This Mining Company Is Back to Creating Value for Investors
As many of you know, I serve as interim CEO and chairman of HIVE Blockchain Technologies, the first publicly traded company involved in the mining of cryptocurrencies. We maintain facilities in Iceland, Sweden and Norway, all of which have optimally cool climates and cheap renewable energy.
The week before last, HIVE business took me to just within the frigid Arctic Circle. This was followed by stops in Zurich, Geneva and Milan, where temperatures soared in a record-setting heat wave. Keep in mind that many European hotels still do not have air conditioning.
The constant flying and wildly fluctuating temperatures were well worth it, though. I’m very pleased to say that a satisfactory agreement was reached between HIVE and its strategic partner, Genesis Mining.
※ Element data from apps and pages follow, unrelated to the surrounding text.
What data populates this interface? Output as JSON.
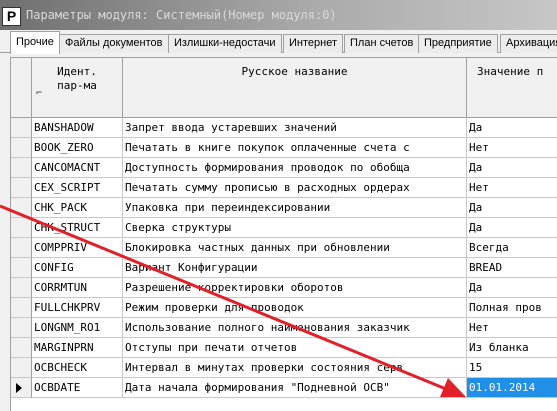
{
  "window": {
    "icon_text": "Р",
    "title": "Параметры модуля: Системный(Номер модуля:0)"
  },
  "tabs": [
    "Прочие",
    "Файлы документов",
    "Излишки-недостачи",
    "Интернет",
    "План счетов",
    "Предприятие",
    "Архивация"
  ],
  "grid": {
    "headers": {
      "id": "Идент.",
      "id_line2": "пар-ма",
      "ru": "Русское название",
      "val": "Значение п"
    },
    "rows": [
      {
        "id": "BANSHADOW",
        "ru": "Запрет ввода устаревших значений",
        "val": "Да"
      },
      {
        "id": "BOOK_ZERO",
        "ru": "Печатать в книге покупок оплаченные счета с",
        "val": "Нет"
      },
      {
        "id": "CANCOMACNT",
        "ru": "Доступность формирования проводок по обобща",
        "val": "Да"
      },
      {
        "id": "CEX_SCRIPT",
        "ru": "Печатать сумму прописью в расходных ордерах",
        "val": "Нет"
      },
      {
        "id": "CHK_PACK",
        "ru": "Упаковка при переиндексировании",
        "val": "Да"
      },
      {
        "id": "CHK_STRUCT",
        "ru": "Сверка структуры",
        "val": "Да"
      },
      {
        "id": "COMPPRIV",
        "ru": "Блокировка частных данных при обновлении",
        "val": "Всегда"
      },
      {
        "id": "CONFIG",
        "ru": "Вариант Конфигурации",
        "val": "BREAD"
      },
      {
        "id": "CORRMTUN",
        "ru": "Разрешение корректировки оборотов",
        "val": "Да"
      },
      {
        "id": "FULLCHKPRV",
        "ru": "Режим проверки для проводок",
        "val": "Полная пров"
      },
      {
        "id": "LONGNM_RO1",
        "ru": "Использование полного наименования заказчик",
        "val": "Нет"
      },
      {
        "id": "MARGINPRN",
        "ru": "Отступы при печати отчетов",
        "val": "Из бланка"
      },
      {
        "id": "OCBCHECK",
        "ru": "Интервал в минутах проверки состояния серв",
        "val": "15"
      },
      {
        "id": "OCBDATE",
        "ru": "Дата начала формирования \"Подневной ОСВ\"",
        "val": "01.01.2014"
      }
    ]
  },
  "colors": {
    "selection": "#1f8fe8",
    "annotation_arrow": "#e2202a"
  }
}
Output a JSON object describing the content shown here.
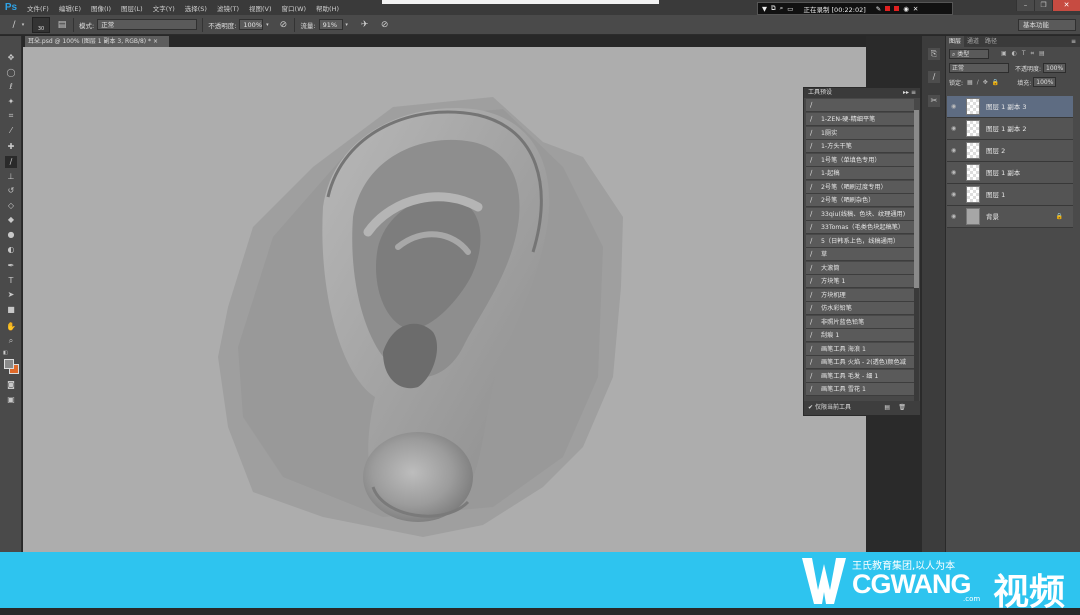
{
  "app": {
    "logo": "Ps"
  },
  "menu": [
    "文件(F)",
    "编辑(E)",
    "图像(I)",
    "图层(L)",
    "文字(Y)",
    "选择(S)",
    "滤镜(T)",
    "视图(V)",
    "窗口(W)",
    "帮助(H)"
  ],
  "recording": {
    "label": "正在录制 [00:22:02]"
  },
  "options": {
    "brush_size": "30",
    "mode_label": "模式:",
    "mode_value": "正常",
    "opacity_label": "不透明度:",
    "opacity_value": "100%",
    "flow_label": "流量:",
    "flow_value": "91%",
    "workspace": "基本功能"
  },
  "document": {
    "tab": "耳朵.psd @ 100% (图层 1 副本 3, RGB/8) *"
  },
  "presets": {
    "title": "工具预设",
    "items": [
      "1-ZEN-硬-精细平笔",
      "1厕实",
      "1-方头干笔",
      "1号笔（单填色专用）",
      "1-起稿",
      "2号笔（晒刷过度专用）",
      "2号笔（晒刷杂色）",
      "33qiu(线稿、色块、纹理通用)",
      "33Tomas（毛类色块起稿笔）",
      "5（日韩系上色，线稿通用）",
      "草",
      "大滚筒",
      "方块笔 1",
      "方块机理",
      "仿水彩铅笔",
      "非照片蓝色铅笔",
      "刮痕 1",
      "画笔工具 海浪 1",
      "画笔工具 火焰 - 2(透色)颜色减",
      "画笔工具 毛发 - 细 1",
      "画笔工具 雪花 1",
      "画笔工具 - 浮雪 2"
    ],
    "footer": "仅限当前工具"
  },
  "layers": {
    "tabs": [
      "图层",
      "通道",
      "路径"
    ],
    "filter": "类型",
    "blend": "正常",
    "opacity_label": "不透明度:",
    "opacity": "100%",
    "lock_label": "锁定:",
    "fill_label": "填充:",
    "fill": "100%",
    "items": [
      "图层 1 副本 3",
      "图层 1 副本 2",
      "图层 2",
      "图层 1 副本",
      "图层 1",
      "背景"
    ]
  },
  "banner": {
    "slogan": "王氏教育集团,以人为本",
    "brand": "CGWANG",
    "com": ".com",
    "video": "视频"
  },
  "colors": {
    "brand": "#2ec4ef",
    "foreground_swatch": "#8a8a8a",
    "background_swatch": "#e06a2a"
  }
}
All claims arising from the master service agreements, as well as legal proceedings, have been withdrawn and discontinued. You can read the full press release here.
Above all else, I’m thrilled that HIVE can return to creating value for its shareholders, to whom I extend my gratitude.
Cryptocurrencies Challenging Traditional Monetary Policy
The agreement couldn’t have come at a better or more interesting time. Economic conditions have improved in the cryptocurrency ecosystem, with bitcoin surging as high as $13,764 late last month. Meanwhile, Facebook’s upcoming Libra coin is drawing fresh attention to digital currencies as a concept.
That includes attention from Congress. In a July 2 letter, lawmakers on the House Committee on Financial Services requested that Facebook and its partners halt development of Libra, as they fear the coin could lead “to an entirely new global financial system that is based out of Switzerland and intended to rival U.S. monetary policy and the dollar.”
Agustín Carstens, head of the Bank of International Settlements (BIS), also weighed in on Facebook’s announcement, telling the Financial Times that “many central banks” were working on developing their own cryptocurrencies.
“It might be that it is sooner than we think that there is a market, and we need to be able to provide central bank digital currencies,” commented Carstens, a harsh critic of cryptocurrencies.